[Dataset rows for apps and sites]

◇ ◇ ◇ ◇

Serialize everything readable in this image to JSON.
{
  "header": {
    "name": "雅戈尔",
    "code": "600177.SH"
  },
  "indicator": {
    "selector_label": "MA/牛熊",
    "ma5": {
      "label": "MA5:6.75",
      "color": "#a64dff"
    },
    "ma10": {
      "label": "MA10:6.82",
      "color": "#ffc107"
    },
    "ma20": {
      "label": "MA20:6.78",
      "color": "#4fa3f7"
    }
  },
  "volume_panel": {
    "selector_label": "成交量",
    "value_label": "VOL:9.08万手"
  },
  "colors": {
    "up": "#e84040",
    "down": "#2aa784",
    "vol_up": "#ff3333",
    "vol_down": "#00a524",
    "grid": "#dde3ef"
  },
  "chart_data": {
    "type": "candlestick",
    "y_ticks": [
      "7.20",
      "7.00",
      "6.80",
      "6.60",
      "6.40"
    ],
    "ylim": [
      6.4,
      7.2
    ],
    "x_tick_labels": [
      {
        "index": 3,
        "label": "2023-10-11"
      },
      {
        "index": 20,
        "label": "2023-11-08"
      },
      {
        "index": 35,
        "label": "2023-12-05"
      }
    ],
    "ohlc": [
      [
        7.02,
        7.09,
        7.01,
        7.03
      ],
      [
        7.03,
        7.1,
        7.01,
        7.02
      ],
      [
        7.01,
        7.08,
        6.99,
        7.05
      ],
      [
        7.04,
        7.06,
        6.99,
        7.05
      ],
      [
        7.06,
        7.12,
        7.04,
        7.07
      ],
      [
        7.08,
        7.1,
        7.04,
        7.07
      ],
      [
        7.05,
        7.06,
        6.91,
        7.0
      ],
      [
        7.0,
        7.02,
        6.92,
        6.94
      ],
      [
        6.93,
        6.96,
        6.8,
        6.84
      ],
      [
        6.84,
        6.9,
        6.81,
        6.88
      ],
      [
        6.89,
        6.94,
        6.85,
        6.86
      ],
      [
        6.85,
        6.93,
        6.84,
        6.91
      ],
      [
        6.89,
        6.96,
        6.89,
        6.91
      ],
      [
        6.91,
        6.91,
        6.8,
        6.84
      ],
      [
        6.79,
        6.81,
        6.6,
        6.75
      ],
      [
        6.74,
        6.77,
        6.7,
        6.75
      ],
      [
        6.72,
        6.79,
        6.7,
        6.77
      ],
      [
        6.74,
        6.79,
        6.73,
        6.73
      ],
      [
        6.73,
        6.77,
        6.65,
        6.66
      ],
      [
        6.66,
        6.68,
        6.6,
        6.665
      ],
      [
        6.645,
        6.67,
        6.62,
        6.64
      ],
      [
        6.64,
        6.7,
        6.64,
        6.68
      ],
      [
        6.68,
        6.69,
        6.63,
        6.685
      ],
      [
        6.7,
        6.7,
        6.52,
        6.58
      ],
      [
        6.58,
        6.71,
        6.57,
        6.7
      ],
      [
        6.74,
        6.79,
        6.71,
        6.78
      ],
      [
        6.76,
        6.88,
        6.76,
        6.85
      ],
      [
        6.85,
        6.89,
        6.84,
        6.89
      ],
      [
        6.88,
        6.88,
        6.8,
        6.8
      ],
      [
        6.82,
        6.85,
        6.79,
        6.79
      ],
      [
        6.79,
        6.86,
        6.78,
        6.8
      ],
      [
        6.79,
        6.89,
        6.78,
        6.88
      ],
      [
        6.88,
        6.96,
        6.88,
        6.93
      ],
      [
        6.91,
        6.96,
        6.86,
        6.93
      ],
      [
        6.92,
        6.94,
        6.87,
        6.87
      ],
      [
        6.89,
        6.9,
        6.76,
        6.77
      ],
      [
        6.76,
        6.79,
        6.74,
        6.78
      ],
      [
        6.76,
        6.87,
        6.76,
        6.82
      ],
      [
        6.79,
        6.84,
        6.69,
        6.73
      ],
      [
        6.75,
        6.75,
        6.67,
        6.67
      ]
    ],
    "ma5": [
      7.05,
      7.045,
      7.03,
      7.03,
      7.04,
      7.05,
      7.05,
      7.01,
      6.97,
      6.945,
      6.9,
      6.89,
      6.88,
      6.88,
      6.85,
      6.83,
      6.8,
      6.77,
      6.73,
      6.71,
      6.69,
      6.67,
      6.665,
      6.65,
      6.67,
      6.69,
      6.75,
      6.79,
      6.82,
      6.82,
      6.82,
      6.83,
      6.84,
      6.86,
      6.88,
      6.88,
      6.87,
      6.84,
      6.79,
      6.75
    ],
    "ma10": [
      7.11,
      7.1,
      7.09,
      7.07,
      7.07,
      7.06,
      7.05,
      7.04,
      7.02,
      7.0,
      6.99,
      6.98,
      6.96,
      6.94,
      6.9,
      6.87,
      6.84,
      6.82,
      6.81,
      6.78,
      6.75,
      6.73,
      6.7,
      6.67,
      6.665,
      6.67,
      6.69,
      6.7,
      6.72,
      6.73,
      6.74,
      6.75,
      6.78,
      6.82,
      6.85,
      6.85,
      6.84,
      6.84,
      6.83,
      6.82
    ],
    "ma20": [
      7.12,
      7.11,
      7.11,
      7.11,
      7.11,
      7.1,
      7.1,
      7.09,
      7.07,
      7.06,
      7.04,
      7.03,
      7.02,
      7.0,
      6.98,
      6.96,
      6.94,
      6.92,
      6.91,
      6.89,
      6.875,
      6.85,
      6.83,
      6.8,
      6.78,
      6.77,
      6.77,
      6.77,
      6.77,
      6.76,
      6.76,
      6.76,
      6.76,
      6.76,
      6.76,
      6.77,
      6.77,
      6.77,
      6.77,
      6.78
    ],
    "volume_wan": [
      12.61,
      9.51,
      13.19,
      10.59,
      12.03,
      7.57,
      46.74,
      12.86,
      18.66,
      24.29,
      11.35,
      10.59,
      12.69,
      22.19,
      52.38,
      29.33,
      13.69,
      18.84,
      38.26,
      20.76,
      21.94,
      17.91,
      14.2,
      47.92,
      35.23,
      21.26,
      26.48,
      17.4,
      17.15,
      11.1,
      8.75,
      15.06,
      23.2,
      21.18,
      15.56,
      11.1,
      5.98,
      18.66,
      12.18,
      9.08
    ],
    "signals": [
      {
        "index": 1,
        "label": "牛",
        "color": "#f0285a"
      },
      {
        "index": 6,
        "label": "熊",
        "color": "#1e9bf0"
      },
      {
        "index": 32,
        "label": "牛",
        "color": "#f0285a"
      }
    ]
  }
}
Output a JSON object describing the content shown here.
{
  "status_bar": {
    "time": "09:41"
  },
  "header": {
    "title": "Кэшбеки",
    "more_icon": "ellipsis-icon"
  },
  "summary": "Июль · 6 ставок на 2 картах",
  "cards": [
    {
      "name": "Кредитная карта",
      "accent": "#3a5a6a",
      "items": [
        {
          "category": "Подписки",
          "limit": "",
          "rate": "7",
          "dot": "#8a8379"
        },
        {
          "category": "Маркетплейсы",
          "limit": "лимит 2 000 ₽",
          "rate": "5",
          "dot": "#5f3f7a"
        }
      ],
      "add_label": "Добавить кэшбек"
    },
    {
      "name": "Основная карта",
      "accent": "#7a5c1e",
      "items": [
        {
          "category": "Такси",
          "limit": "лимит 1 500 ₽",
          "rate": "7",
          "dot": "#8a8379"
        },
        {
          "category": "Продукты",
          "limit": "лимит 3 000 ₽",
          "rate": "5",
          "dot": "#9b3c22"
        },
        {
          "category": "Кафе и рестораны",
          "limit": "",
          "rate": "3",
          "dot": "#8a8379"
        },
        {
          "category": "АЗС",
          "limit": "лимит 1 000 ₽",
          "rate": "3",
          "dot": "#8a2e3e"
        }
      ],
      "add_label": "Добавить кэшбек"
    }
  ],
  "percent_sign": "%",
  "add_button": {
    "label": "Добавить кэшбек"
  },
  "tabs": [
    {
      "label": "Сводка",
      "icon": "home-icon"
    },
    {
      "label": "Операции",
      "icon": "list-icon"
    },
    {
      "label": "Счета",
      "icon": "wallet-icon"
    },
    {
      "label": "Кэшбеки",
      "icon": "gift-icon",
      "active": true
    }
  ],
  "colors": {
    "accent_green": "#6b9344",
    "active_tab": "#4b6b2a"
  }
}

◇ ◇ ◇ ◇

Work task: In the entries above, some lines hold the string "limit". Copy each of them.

Result of this task:
          "limit": "",
          "limit": "лимит 2 000 ₽",
          "limit": "лимит 1 500 ₽",
          "limit": "лимит 3 000 ₽",
          "limit": "",
          "limit": "лимит 1 000 ₽",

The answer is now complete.